Dilip Kumar passed away in Mumbai on July 7 at the age of 98. It was the measure of the man and artist that his death has been equally mourned by prime minister Narendra Modi and Rahul Gandhi--bitter political rivals in India—and Pakistani prime minister Imran Khan. Modi recalled that Dilip Kumar was “blessed with unparalleled brilliance” and was a “cinematic legend”. Rahul Gandhi emphasised “His extraordinary contribution to Indian cinema will be remembered for generations to come”. Imran Khan tweeted “…for my generation Dilip Kumar was the greatest and most versatile actor”. He also remembered “his generosity in giving his time to raise funds for SKMTH when project was launched”. The SKMTH runs the Shaukat Khanum Cancer Hospital which Imran Khan established in Lahore in memory of his mother who died of cancer. It is a non-profit institution which began operating in 1994.

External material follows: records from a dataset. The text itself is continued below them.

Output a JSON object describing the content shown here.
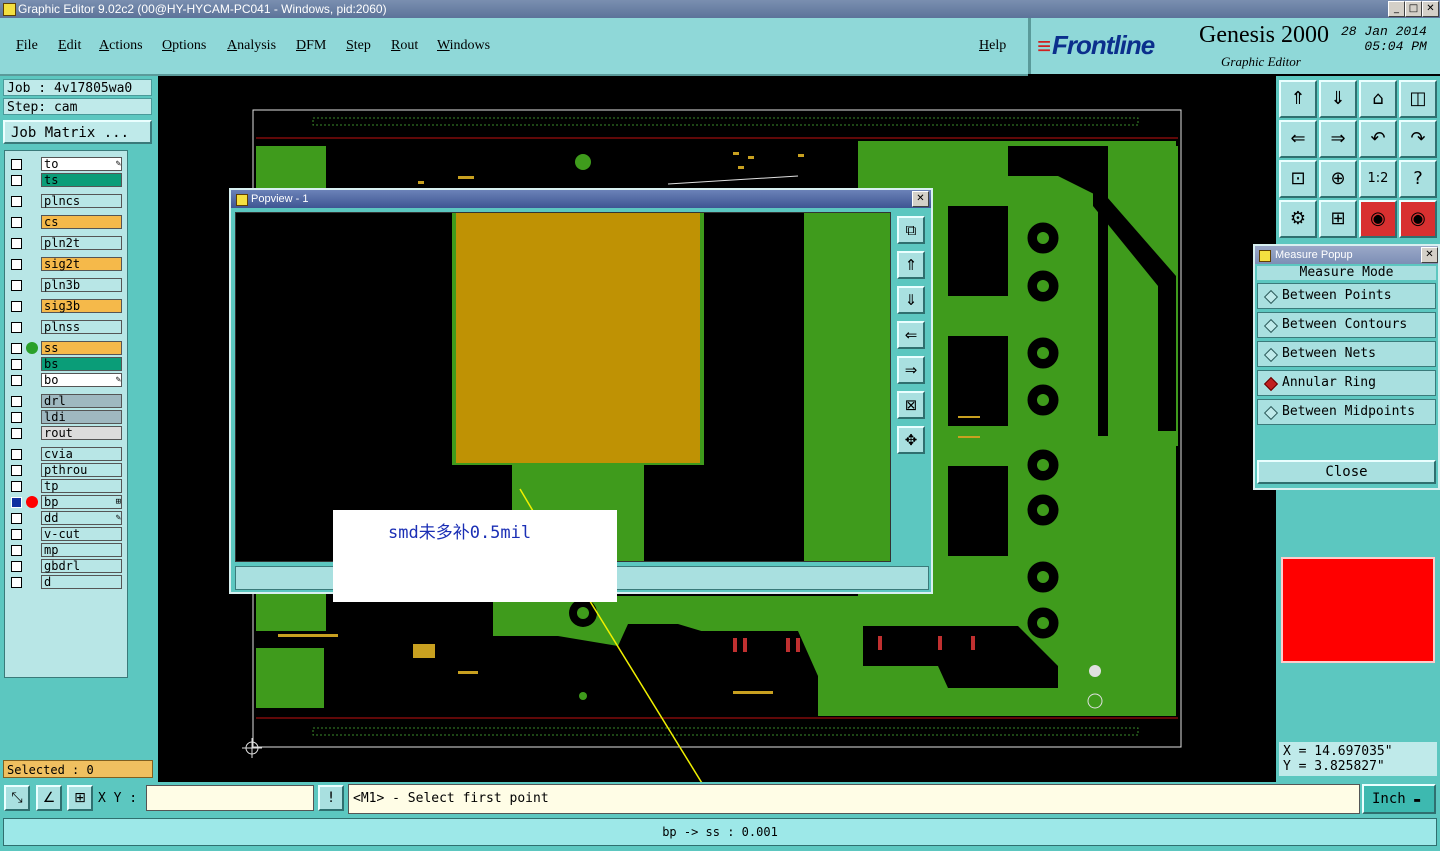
{
  "window": {
    "title": "Graphic Editor 9.02c2 (00@HY-HYCAM-PC041 - Windows, pid:2060)",
    "controls": [
      "_",
      "□",
      "✕"
    ]
  },
  "menu": {
    "items": [
      "File",
      "Edit",
      "Actions",
      "Options",
      "Analysis",
      "DFM",
      "Step",
      "Rout",
      "Windows"
    ],
    "help": "Help"
  },
  "brand": {
    "logo": "Frontline",
    "product": "Genesis 2000",
    "subtitle": "Graphic Editor",
    "date": "28 Jan 2014",
    "time": "05:04 PM"
  },
  "job": {
    "job_label": "Job : 4v17805wa0",
    "step_label": "Step: cam",
    "matrix_button": "Job Matrix ..."
  },
  "layers": [
    {
      "name": "to",
      "color": "#ffffff",
      "mark": "edit"
    },
    {
      "name": "ts",
      "color": "#0a9d78"
    },
    {
      "name": "plncs",
      "color": "#b8e6e6"
    },
    {
      "name": "cs",
      "color": "#f5b94a"
    },
    {
      "name": "pln2t",
      "color": "#b8e6e6"
    },
    {
      "name": "sig2t",
      "color": "#f5b94a"
    },
    {
      "name": "pln3b",
      "color": "#b8e6e6"
    },
    {
      "name": "sig3b",
      "color": "#f5b94a"
    },
    {
      "name": "plnss",
      "color": "#b8e6e6"
    },
    {
      "name": "ss",
      "color": "#f5b94a",
      "dot": "#2aa02a"
    },
    {
      "name": "bs",
      "color": "#0a9d78"
    },
    {
      "name": "bo",
      "color": "#ffffff",
      "mark": "edit"
    },
    {
      "name": "drl",
      "color": "#9fb8c0"
    },
    {
      "name": "ldi",
      "color": "#9fb8c0"
    },
    {
      "name": "rout",
      "color": "#dcdcdc"
    },
    {
      "name": "cvia",
      "color": "#b8e6e6"
    },
    {
      "name": "pthrou",
      "color": "#b8e6e6"
    },
    {
      "name": "tp",
      "color": "#b8e6e6"
    },
    {
      "name": "bp",
      "color": "#b8e6e6",
      "dot": "#ff0000",
      "active": true,
      "mark": "grid"
    },
    {
      "name": "dd",
      "color": "#b8e6e6",
      "mark": "edit"
    },
    {
      "name": "v-cut",
      "color": "#b8e6e6"
    },
    {
      "name": "mp",
      "color": "#b8e6e6"
    },
    {
      "name": "gbdrl",
      "color": "#b8e6e6"
    },
    {
      "name": "d",
      "color": "#b8e6e6"
    }
  ],
  "selected": "Selected : 0",
  "popview": {
    "title": "Popview - 1",
    "tools": [
      "zoom-home-icon",
      "pan-up-icon",
      "pan-down-icon",
      "pan-left-icon",
      "pan-right-icon",
      "zoom-fit-icon",
      "zoom-in-icon"
    ]
  },
  "annotation": "smd未多补0.5mil",
  "measure": {
    "title": "Measure Popup",
    "header": "Measure Mode",
    "options": [
      {
        "label": "Between Points",
        "selected": false
      },
      {
        "label": "Between Contours",
        "selected": false
      },
      {
        "label": "Between Nets",
        "selected": false
      },
      {
        "label": "Annular Ring",
        "selected": true
      },
      {
        "label": "Between Midpoints",
        "selected": false
      }
    ],
    "close": "Close"
  },
  "right_tools": [
    "⇑",
    "⇓",
    "⌂",
    "◫",
    "⇐",
    "⇒",
    "↶",
    "↷",
    "⊡",
    "⊕",
    "1:2",
    "?",
    "⚙",
    "⊞",
    "◉",
    "◉"
  ],
  "coords": {
    "x": "X = 14.697035\"",
    "y": "Y = 3.825827\""
  },
  "xy": {
    "label": "X Y :",
    "value": ""
  },
  "prompt": "<M1> - Select first point",
  "unit": "Inch",
  "status": "bp -> ss : 0.001"
}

Significantly, Modi also condoled Dilip Kumar’s death “as a loss to our cultural world”. This is entirely true for Dilip Kumar was part of the generation of artists who through the powerful medium of the cinema contributed to fostering many aspects of the cultural milieu of the country after independence. India’s moment had come with the attainment of freedom. As Jawaharlal Nehru said in his famous “tryst with destiny” speech “A moment comes, which comes but rarely in history when we step out from the old to the new, when an age ends and the soul of a nation long suppressed finds utterance”. It was important for the new India while maintaining its ancient cultural traditions to move the country forward with progressive ideas and transform a hierarchical society through the principles of equality and justice for all. For freedom to have true meaning India had to embark on a journey of democracy and move towards modernity. The generation of artists of whom Dilip Kumar was an outstanding star committed themselves to this task through their work. It was remarkable that they spread the message of the aspirations of the new India through their creative cinematic work which entertained even while it instructed with subtlety and finesse.

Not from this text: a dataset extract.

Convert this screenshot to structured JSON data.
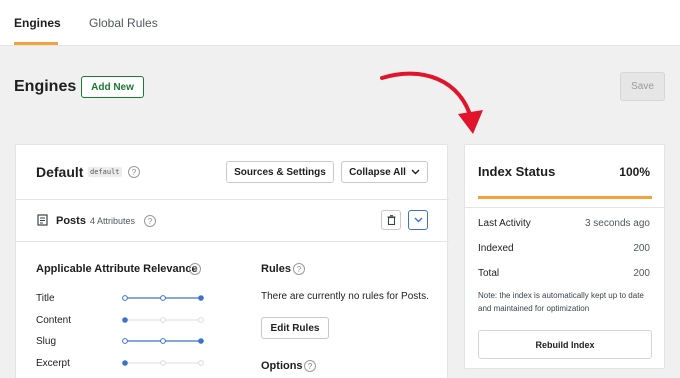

As India approaches the 75th anniversary of its freedom from British colonial rule, the challenges it faced in the immediate aftermath of independence and partition are often overlooked. The trauma of partition and the bitterness it engendered could only be mitigated through a strong and continuous focus on the value of tolerance which was embedded in the Indian cultural tradition. The Indian cinema of the period did that. As India embarked on tearing down the walls of feudalism so that the peasantry could improve its lot the cinema assisted the process through important works of artistic merit. And as the country began the process of industrialisation the cinema stressed on the need to ensure that humanism should not be lost in the process. This was the cultural world of which Dilip Kumar and other icons of the silver screen were a part.
Dilip Kumar worked all his professional life in Bollywood. He became one of its pillars and generations of artists looked up to him for inspiration. Through his roles he projected a range of human emotions: joy and sorrow, love and loss, the tensions of life and also fun and laughter. Dilip Kumar did so with intensity and passion which left a deep imprint on hearts and minds of people not only in India but also abroad. Indeed, while the country mourns his passing, his life and work provide an occasion to note the remarkable role played by Bollywood and the Indian cinema to project the aspirations and struggles and values and the culture of a nation and a civilisation to the outside world.

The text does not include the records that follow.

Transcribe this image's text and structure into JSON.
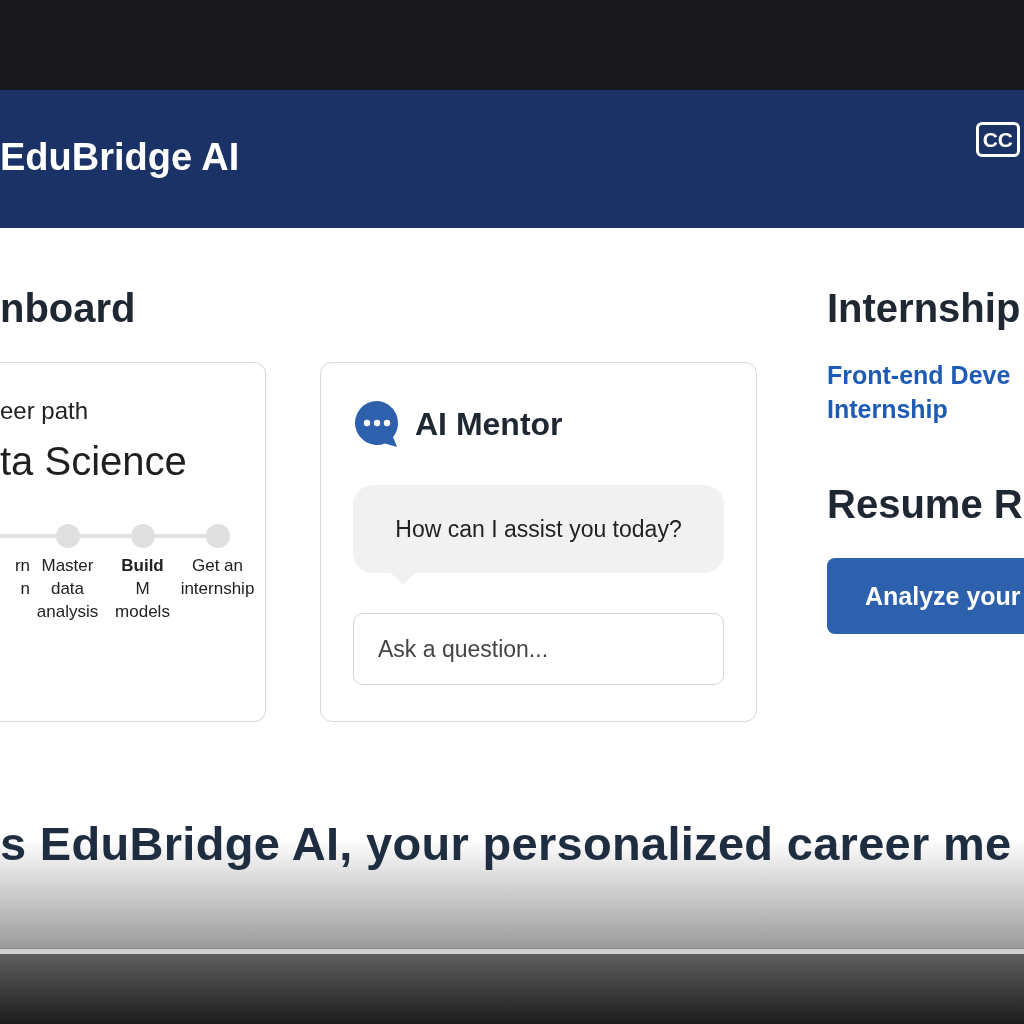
{
  "header": {
    "title": "EduBridge AI",
    "cc_label": "CC"
  },
  "dashboard": {
    "heading": "nboard",
    "career_card": {
      "label": "eer path",
      "title": "ta Science",
      "steps": [
        {
          "kind": "partial",
          "label": "rn\nn"
        },
        {
          "kind": "step",
          "label": "Master\ndata\nanalysis"
        },
        {
          "kind": "step",
          "label": "**Build**\nM\nmodels"
        },
        {
          "kind": "step",
          "label": "Get an\ninternship"
        }
      ]
    },
    "mentor_card": {
      "title": "AI Mentor",
      "message": "How can I assist you today?",
      "input": {
        "placeholder": "Ask a question..."
      }
    }
  },
  "side": {
    "internships_heading": "Internship",
    "internship_link": "Front-end Deve\nInternship",
    "resume_heading": "Resume R",
    "analyze_button": "Analyze your"
  },
  "caption": "s EduBridge AI, your personalized career me"
}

Dilip Kumar and some of his fellow artists like Raj Kumar became household names across large parts of the world. They captured the imagination of people particularly in the Arab world and the Soviet Union. Along with other members of the cinema fraternity which was not limited to Bollywood – who can ever forget the contributions of the many-faceted genius of Satyajit Ray—Dilip Kumar and Raj Kumar not only take Indian cinema to the world stage they greatly contributed to earning goodwill for the country. Indeed, Indian cinema was a component of India’s soft power.
This writer became conscious of Indian cinema’s popularity outside India during his very first posting which was to Egypt in 1977. Many Egyptians recalled that the movie Sangam had been till then the longest and most successful box office hit in Egypt’s history. The country itself was perhaps the principal cultural centre of the Arab world with a vibrant tradition of the performing arts and an established film industry. The Egyptian film industry felt threatened and appealed to the government to put onerous restrictions on the import and screening of Indian movies. Most Egyptians resented these curbs and missed Indian movies. Later in 1980s when Video Cassette Players became popular Indian movie cassettes became part of the gifts-kit of discerning Indian diplomats in serving in Arab countries and in many other parts of the world.
This tradition of the popularity of Indian movies conveying Indian family values and cultural traditions and values and entertainment has continued. Thus, Indian cinema is even now a part of Indian soft power. In recalling all this the contribution of Dilip Kumar who represented so fully India’s ethos cannot be forgotten.
Rest in Peace, Yusuf Khan; rest in the blessings and grace of Allah.
Disclaimer: The views and opinions expressed in this article are the personal opinions of the author. The facts, analysis, assumptions and perspective appearing in the article do not reflect the views of GK.